A shuttle service is a bus or private transport service that transports people to and from, or to, airports and places of interest, among other things (e.g., Orlando airport shuttle service). Usually, these vehicles are fitted with greater luggage space and special branding. They are also commonly (although not always) colored brightly and are easily seen by the crews, and stand out among other vehicles.
Types of Shuttle Services
You can get a wide range of shuttles in paratransit services, which provide public mobility by small buses or vans. It’s a kind of public transit. You can get services related to shuttle from Orlando airport to various regions and more.
Shuttles are transported to busy corridors, including business districts, work and education centers, parks, or leisure areas for passengers on short trips. They can connect major business centers, including a transit station and a shopping mall. During periods of unusually high demand, during special events, shuttle services can be provided as an overflow parking solution. Such transfers could be free or a small fare required.
Different types of flexible route transit service using small buses, transporter cars, or shared taxis include demand responses. Some applications, such as off-peak service or service in lower-density areas, are more appropriate than fixed transit service. Personal Rapid Transit (PRT) consists of automated smaller vehicles which, on request, offer door-to-door transit.
Special mobility services provide paratransit demand responses in order to ensure mobility for disabled people. They use transporters and small buses for people in wheelchairs or those with other special needs (Universal Design). Transit agencies or non-profit organizations may provide such services.
Work/Mobility programming that often includes special shuttle services to suburban and low-income neighborhoods. These services can be operated by government-funded transit agencies, social service organizations, or private contractors.
A free transit service zone is available to some major commercial centers.
How is it Implemented?
The transit agency, business associations in the downtown, developer, campus administration, or businesses usually implement Shuttle services. Much funding is available, including transit budgets, districts for local improvement, subsidies, and income. Improvements to taxis can help the shuttle services implement. There may be a need for regulatory reforms to remove the restrictions of private jitney services and other innovative shuttle services that private businesses can provide.
Impacts on Travel
The impact of travel varies according to circumstances. Shuttles can replace part or all of a journey, and many other TDM strategies can be supplemented.
Impacts on Equity
The impact of equity varies according to the service type. Most shuttles serve the public in general (i.e., anyone can use them), even if some groups are usually more advantageous than others. Shuttle services frequently require subsidies, although certain are self-funded. Some shuttles offer low-income and disadvantaged people affordable mobility. Many improve fundamental mobility through the provision of transport for education, jobs, and medical services.
During periods of high demand, shuttles are most suitable in activity centers, especially if significant traffic or parking problems are encountered, including large commercial and employment centers, colleges and resort communities.

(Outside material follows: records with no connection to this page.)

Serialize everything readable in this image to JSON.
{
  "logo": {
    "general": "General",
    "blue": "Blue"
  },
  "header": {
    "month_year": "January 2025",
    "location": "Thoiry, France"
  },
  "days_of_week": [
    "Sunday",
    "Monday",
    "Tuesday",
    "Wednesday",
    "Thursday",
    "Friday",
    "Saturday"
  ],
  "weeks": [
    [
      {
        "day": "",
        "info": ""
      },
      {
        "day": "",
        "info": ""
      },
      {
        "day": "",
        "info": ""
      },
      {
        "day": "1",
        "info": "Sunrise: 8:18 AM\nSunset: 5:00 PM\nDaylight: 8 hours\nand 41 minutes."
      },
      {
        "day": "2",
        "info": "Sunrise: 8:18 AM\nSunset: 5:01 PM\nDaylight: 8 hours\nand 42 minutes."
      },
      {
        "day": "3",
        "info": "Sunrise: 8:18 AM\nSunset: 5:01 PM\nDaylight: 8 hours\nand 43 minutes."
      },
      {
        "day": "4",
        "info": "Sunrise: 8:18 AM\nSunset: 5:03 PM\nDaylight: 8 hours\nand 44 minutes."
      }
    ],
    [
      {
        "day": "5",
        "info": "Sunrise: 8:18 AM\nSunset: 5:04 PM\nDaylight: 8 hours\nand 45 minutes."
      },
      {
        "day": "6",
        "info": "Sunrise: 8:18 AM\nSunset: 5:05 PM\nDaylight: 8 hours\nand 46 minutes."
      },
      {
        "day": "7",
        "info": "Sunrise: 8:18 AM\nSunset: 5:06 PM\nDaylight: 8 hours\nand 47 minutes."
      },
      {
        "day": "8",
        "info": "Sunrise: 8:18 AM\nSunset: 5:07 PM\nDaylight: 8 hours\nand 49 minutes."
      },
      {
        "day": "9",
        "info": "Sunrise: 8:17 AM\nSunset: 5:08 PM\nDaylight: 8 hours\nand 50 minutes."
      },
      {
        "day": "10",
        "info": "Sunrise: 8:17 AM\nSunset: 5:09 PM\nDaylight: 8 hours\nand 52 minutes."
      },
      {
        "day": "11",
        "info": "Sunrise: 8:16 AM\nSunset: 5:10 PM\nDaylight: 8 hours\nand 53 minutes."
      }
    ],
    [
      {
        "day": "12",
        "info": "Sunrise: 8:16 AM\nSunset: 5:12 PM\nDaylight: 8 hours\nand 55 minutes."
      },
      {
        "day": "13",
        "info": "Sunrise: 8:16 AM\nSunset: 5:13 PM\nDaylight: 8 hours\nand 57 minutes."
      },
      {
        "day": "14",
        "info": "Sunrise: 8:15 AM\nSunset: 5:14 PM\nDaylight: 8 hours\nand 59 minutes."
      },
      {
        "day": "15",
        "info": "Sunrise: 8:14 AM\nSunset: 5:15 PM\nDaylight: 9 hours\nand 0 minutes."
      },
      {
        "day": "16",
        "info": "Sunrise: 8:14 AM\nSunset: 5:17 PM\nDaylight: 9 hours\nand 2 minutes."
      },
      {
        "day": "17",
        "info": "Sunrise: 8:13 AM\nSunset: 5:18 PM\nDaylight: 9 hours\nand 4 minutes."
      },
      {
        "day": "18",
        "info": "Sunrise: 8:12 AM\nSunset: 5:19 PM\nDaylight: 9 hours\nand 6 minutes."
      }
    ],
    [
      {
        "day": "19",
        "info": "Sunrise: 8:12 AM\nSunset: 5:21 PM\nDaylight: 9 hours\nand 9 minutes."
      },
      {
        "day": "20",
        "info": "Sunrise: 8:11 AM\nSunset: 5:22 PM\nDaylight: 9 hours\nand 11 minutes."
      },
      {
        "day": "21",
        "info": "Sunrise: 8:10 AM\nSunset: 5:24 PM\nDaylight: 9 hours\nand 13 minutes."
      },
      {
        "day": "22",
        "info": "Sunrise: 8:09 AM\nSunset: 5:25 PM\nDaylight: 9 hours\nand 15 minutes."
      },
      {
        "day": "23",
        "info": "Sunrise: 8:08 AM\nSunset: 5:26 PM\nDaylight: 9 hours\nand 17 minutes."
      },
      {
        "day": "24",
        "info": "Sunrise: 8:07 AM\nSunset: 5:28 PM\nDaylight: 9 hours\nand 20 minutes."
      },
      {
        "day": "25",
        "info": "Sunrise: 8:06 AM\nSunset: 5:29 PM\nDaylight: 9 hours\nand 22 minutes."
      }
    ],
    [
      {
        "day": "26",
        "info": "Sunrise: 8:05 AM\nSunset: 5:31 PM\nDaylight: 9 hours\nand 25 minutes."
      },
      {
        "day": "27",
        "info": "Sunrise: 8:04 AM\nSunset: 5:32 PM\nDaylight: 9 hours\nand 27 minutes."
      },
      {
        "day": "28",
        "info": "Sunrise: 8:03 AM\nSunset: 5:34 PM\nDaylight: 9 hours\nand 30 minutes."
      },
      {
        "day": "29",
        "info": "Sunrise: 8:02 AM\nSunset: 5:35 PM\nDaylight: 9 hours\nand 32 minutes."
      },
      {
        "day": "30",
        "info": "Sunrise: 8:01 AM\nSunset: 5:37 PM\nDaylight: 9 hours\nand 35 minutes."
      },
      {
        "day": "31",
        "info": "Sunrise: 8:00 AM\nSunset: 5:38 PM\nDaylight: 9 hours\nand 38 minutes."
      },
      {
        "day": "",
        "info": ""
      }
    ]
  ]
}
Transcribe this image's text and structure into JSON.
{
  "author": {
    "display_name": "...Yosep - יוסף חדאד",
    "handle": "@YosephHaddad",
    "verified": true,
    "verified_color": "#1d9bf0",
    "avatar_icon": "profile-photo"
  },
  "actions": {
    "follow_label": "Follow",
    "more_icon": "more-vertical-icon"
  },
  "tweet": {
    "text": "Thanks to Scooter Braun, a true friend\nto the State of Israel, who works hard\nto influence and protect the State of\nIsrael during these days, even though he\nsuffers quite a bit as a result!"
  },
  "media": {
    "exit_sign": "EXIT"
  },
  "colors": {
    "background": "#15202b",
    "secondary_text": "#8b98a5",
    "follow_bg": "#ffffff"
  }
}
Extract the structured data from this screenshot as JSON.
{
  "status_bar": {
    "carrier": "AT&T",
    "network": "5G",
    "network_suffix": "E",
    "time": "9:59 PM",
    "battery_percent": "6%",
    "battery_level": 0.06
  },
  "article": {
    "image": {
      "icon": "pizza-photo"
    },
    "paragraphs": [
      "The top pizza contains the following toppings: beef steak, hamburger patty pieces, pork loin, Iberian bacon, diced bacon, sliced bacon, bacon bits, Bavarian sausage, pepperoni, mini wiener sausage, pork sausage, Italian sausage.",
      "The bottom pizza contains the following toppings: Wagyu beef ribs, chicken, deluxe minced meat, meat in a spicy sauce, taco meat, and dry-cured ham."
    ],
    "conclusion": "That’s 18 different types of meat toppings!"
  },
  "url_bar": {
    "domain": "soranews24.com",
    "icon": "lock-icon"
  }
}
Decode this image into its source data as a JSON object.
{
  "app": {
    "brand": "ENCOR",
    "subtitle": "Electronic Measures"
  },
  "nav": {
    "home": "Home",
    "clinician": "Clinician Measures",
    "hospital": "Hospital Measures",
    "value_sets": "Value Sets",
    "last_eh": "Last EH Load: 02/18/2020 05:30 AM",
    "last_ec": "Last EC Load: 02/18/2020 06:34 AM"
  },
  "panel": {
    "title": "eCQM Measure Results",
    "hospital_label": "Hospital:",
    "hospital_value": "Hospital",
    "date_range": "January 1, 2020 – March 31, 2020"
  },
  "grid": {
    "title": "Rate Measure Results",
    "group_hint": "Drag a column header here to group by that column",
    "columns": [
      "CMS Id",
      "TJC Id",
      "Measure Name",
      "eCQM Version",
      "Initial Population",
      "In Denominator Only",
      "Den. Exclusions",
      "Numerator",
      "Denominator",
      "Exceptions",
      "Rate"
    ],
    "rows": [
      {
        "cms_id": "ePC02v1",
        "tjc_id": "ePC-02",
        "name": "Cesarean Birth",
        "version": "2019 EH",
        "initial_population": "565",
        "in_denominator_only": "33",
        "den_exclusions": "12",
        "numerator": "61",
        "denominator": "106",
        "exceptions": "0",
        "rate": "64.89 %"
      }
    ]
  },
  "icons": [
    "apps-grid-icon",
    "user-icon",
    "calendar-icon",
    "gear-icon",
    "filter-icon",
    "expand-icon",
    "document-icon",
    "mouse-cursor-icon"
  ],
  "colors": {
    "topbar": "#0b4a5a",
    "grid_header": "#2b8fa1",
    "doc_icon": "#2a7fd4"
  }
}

In almost every community, transit services are suitable.
Other TDM Strategies Relationship
Transportation demand management programs and parking management efforts can be an important part of shuttle services. You can support various other TDM strategies, including Reduction of the trip, Campus Trip Management, Improvement of the transit service, HOV Priority, Improvements of taxis, and Management of special events. For some shuttle services, regulatory reforms may be necessary.
Shuttle Services require support by a lead organization like a transit agency or a city center and a fundraiser. The planning and support of the service are possible for merchant groups, employers, and user groups.
Shuttle Services require assistance and financing. Transit driver organizations sometimes object to the use of lower-salary drivers. In many jurisdictions, regulations on carriers limit the development of shuttles.
As part of an overall TDM program that includes improved pedestrian and transit services, marketing, parking management and pricing, and other appropriate strategies, shuttles should be implemented.
Shuttle services should be considered for planning high-traffic events or centers and for dealing with transport problems during specific times or events.
The regulations on carriers should be revised to allow private companies to provide jitney service, mainly where they are not directly served by existing planned transit services for curb space.